And finally, Park Pass reservations may prevent some local Annual Passholders from visiting as often as they once did, and instead, Disney can prioritize out-of-town visitors who stay in hotels. The Annual Pass Park Pass limits can also help with crowd control, and may make it harder for those who live locally to Disney Parks to visit several times a week.

Annual Passholder Card

Each Annual Pass limits guests to holding a certain amount of Park Passes at a time, which means passholders may have to plan further ahead and may not be able to visit as many times as they used to.

Here’s everything to know about the Disney World Annual Pass program.

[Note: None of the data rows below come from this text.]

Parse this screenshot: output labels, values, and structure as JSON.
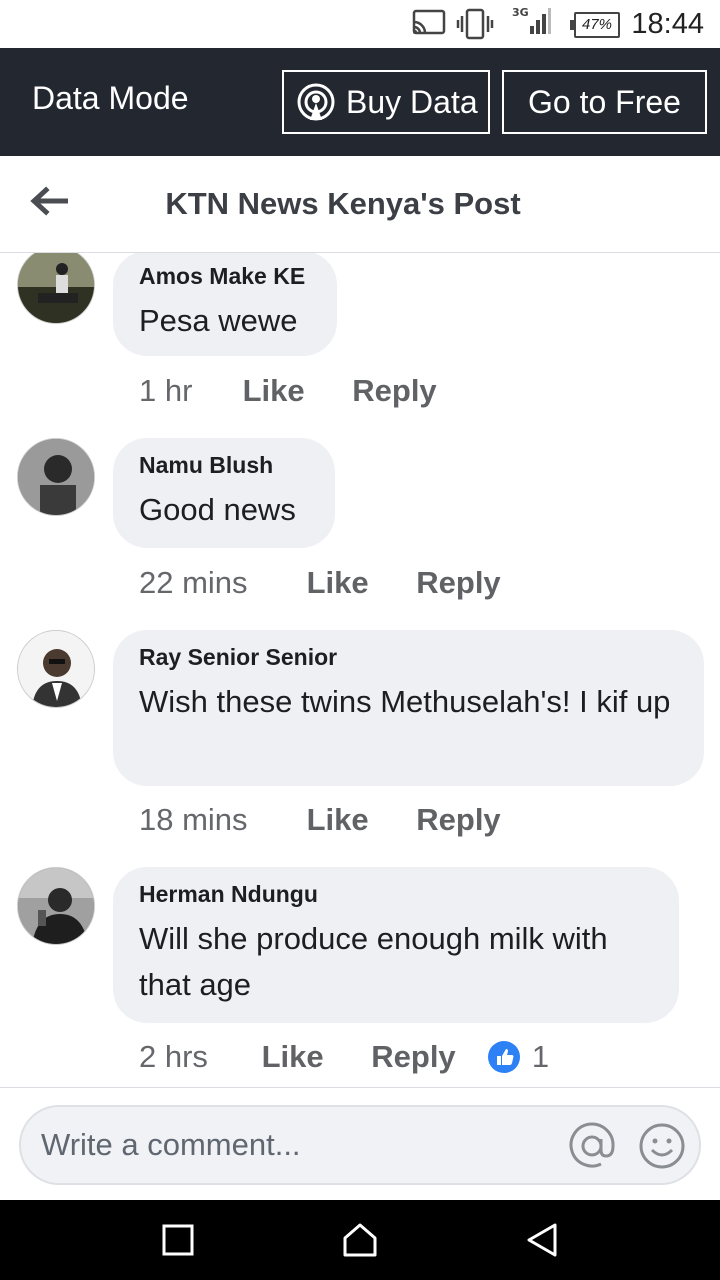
{
  "status": {
    "battery": "47%",
    "time": "18:44",
    "network": "3G"
  },
  "data_bar": {
    "mode_label": "Data Mode",
    "buy_label": "Buy Data",
    "free_label": "Go to Free"
  },
  "header": {
    "title": "KTN News Kenya's Post"
  },
  "comments": [
    {
      "name": "Amos Make KE",
      "text": "Pesa wewe",
      "time": "1 hr",
      "like": "Like",
      "reply": "Reply"
    },
    {
      "name": "Namu Blush",
      "text": "Good news",
      "time": "22 mins",
      "like": "Like",
      "reply": "Reply"
    },
    {
      "name": "Ray Senior Senior",
      "text": "Wish these twins Methuselah's! I kif up",
      "time": "18 mins",
      "like": "Like",
      "reply": "Reply"
    },
    {
      "name": "Herman Ndungu",
      "text": "Will she produce enough milk with that age",
      "time": "2 hrs",
      "like": "Like",
      "reply": "Reply",
      "reaction_count": "1"
    }
  ],
  "composer": {
    "placeholder": "Write a comment..."
  },
  "colors": {
    "data_bar": "#23272f",
    "bubble": "#eff0f3",
    "like_reaction": "#2e81f5"
  }
}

So if you’re hoping that the Park Pass system or Genie+ are just temporary, the benefits to Disney’s bottom line may mean they are here to stay.  Keep following AllEars for more Disney planning news!

A last minute Disney World trip isn’t impossible. Here’s why!

Join the AllEars.net Newsletter to stay on top of ALL the breaking Disney News! You'll also get access to AllEars tips, reviews, trivia, and MORE! Click here to Subscribe!

Click below to subscribe

What do you think about Genie+ and the Park Pass system? Tell us in the comments!

Trending Now

Leave a Reply

Your email address will not be published. Required fields are marked *

One Reply to “Why Disney World’s Paid Rides and Park Passes May Be Here to Stay”

  1. It makes perfect sense to know how many people are planning to attend a particular park on any given day. It is somewhat inconvenient for the guest because it makes it hard and/or impossible to change plans , particularly close to the day you plan on going. And of course Disney is in the money making business. But….making money is one thing. Eliminating the magic is quite another. The entire Disney experience from walking out your front door until you return home is not what it was. And, I believe, people would have paid for the services Disney cut like DME, luggage service, etc. They were given no say. And also claiming what you are doing is pandemic related….that ship has sailed. There are few, if any, pandemic caused restrictions anymore at Disney, but the changes made as a result of the pandemic remain. As long as attendance is high AND people spend lots of money on food and trinkets, Disney will continue as is. And they will do one other thing: raise prices even more.